Items from an interface collection
..............................

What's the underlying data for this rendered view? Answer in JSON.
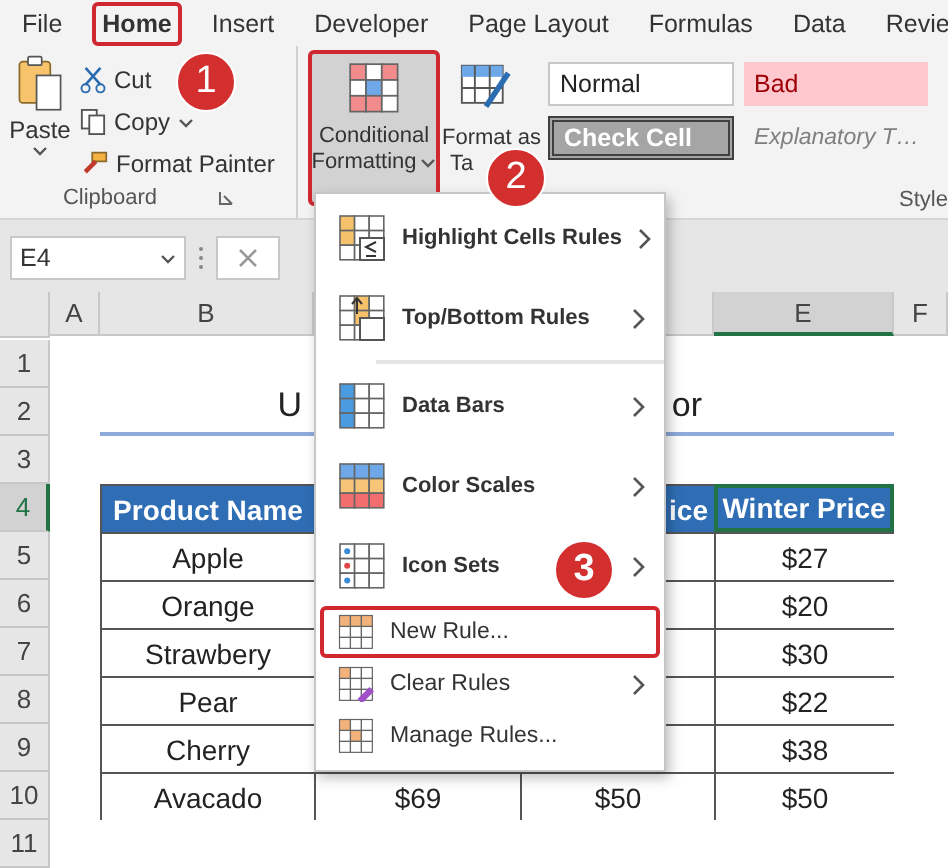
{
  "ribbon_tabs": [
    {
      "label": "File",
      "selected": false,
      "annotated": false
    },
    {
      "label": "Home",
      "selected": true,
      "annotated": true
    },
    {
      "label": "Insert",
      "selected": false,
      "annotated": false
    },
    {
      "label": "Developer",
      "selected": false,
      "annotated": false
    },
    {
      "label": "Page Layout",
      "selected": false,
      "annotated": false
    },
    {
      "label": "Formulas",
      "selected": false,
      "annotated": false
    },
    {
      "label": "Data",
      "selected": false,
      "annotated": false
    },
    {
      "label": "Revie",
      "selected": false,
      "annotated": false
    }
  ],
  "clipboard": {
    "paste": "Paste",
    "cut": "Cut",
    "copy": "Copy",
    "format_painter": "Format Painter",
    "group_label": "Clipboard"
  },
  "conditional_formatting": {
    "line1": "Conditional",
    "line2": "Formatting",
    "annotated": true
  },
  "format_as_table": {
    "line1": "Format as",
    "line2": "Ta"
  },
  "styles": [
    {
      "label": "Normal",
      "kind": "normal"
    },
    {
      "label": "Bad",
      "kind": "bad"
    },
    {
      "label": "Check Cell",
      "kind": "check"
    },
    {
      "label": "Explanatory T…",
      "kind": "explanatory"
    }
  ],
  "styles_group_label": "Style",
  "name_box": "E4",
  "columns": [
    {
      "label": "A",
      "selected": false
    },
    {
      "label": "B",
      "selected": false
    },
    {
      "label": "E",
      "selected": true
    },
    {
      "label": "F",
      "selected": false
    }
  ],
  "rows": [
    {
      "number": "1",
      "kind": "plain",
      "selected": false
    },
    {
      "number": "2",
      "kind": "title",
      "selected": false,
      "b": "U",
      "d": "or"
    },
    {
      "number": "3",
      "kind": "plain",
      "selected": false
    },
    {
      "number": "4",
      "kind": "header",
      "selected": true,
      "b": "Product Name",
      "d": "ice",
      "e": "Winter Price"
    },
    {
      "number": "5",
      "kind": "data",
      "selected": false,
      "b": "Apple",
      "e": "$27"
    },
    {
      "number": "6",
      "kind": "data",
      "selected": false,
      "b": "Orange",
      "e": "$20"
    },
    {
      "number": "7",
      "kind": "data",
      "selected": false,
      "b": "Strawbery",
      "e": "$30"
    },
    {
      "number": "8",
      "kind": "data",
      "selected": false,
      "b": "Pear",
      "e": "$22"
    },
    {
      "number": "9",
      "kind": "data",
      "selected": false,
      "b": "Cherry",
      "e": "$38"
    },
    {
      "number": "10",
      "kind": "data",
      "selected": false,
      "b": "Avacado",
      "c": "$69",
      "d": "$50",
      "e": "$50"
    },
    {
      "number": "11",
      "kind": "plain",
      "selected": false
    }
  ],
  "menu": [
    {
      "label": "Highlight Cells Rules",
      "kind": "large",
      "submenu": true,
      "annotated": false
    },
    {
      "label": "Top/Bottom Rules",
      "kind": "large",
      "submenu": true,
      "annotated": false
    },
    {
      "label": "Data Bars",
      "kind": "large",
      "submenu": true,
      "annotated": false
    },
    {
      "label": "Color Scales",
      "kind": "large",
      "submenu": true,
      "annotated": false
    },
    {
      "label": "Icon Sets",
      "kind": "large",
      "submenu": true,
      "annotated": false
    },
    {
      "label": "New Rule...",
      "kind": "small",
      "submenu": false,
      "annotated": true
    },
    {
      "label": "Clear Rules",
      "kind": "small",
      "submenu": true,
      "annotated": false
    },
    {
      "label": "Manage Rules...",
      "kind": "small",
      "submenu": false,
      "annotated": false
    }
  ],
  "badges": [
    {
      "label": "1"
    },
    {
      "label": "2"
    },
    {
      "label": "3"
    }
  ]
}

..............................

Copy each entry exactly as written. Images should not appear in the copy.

• WRITTEN REPLY
What's the underlying data for this rendered view? Answer in JSON.
{
  "ribbon_tabs": [
    {
      "label": "File",
      "selected": false,
      "annotated": false
    },
    {
      "label": "Home",
      "selected": true,
      "annotated": true
    },
    {
      "label": "Insert",
      "selected": false,
      "annotated": false
    },
    {
      "label": "Developer",
      "selected": false,
      "annotated": false
    },
    {
      "label": "Page Layout",
      "selected": false,
      "annotated": false
    },
    {
      "label": "Formulas",
      "selected": false,
      "annotated": false
    },
    {
      "label": "Data",
      "selected": false,
      "annotated": false
    },
    {
      "label": "Revie",
      "selected": false,
      "annotated": false
    }
  ],
  "clipboard": {
    "paste": "Paste",
    "cut": "Cut",
    "copy": "Copy",
    "format_painter": "Format Painter",
    "group_label": "Clipboard"
  },
  "conditional_formatting": {
    "line1": "Conditional",
    "line2": "Formatting",
    "annotated": true
  },
  "format_as_table": {
    "line1": "Format as",
    "line2": "Ta"
  },
  "styles": [
    {
      "label": "Normal",
      "kind": "normal"
    },
    {
      "label": "Bad",
      "kind": "bad"
    },
    {
      "label": "Check Cell",
      "kind": "check"
    },
    {
      "label": "Explanatory T…",
      "kind": "explanatory"
    }
  ],
  "styles_group_label": "Style",
  "name_box": "E4",
  "columns": [
    {
      "label": "A",
      "selected": false
    },
    {
      "label": "B",
      "selected": false
    },
    {
      "label": "E",
      "selected": true
    },
    {
      "label": "F",
      "selected": false
    }
  ],
  "rows": [
    {
      "number": "1",
      "kind": "plain",
      "selected": false
    },
    {
      "number": "2",
      "kind": "title",
      "selected": false,
      "b": "U",
      "d": "or"
    },
    {
      "number": "3",
      "kind": "plain",
      "selected": false
    },
    {
      "number": "4",
      "kind": "header",
      "selected": true,
      "b": "Product Name",
      "d": "ice",
      "e": "Winter Price"
    },
    {
      "number": "5",
      "kind": "data",
      "selected": false,
      "b": "Apple",
      "e": "$27"
    },
    {
      "number": "6",
      "kind": "data",
      "selected": false,
      "b": "Orange",
      "e": "$20"
    },
    {
      "number": "7",
      "kind": "data",
      "selected": false,
      "b": "Strawbery",
      "e": "$30"
    },
    {
      "number": "8",
      "kind": "data",
      "selected": false,
      "b": "Pear",
      "e": "$22"
    },
    {
      "number": "9",
      "kind": "data",
      "selected": false,
      "b": "Cherry",
      "e": "$38"
    },
    {
      "number": "10",
      "kind": "data",
      "selected": false,
      "b": "Avacado",
      "c": "$69",
      "d": "$50",
      "e": "$50"
    },
    {
      "number": "11",
      "kind": "plain",
      "selected": false
    }
  ],
  "menu": [
    {
      "label": "Highlight Cells Rules",
      "kind": "large",
      "submenu": true,
      "annotated": false
    },
    {
      "label": "Top/Bottom Rules",
      "kind": "large",
      "submenu": true,
      "annotated": false
    },
    {
      "label": "Data Bars",
      "kind": "large",
      "submenu": true,
      "annotated": false
    },
    {
      "label": "Color Scales",
      "kind": "large",
      "submenu": true,
      "annotated": false
    },
    {
      "label": "Icon Sets",
      "kind": "large",
      "submenu": true,
      "annotated": false
    },
    {
      "label": "New Rule...",
      "kind": "small",
      "submenu": false,
      "annotated": true
    },
    {
      "label": "Clear Rules",
      "kind": "small",
      "submenu": true,
      "annotated": false
    },
    {
      "label": "Manage Rules...",
      "kind": "small",
      "submenu": false,
      "annotated": false
    }
  ],
  "badges": [
    {
      "label": "1"
    },
    {
      "label": "2"
    },
    {
      "label": "3"
    }
  ]
}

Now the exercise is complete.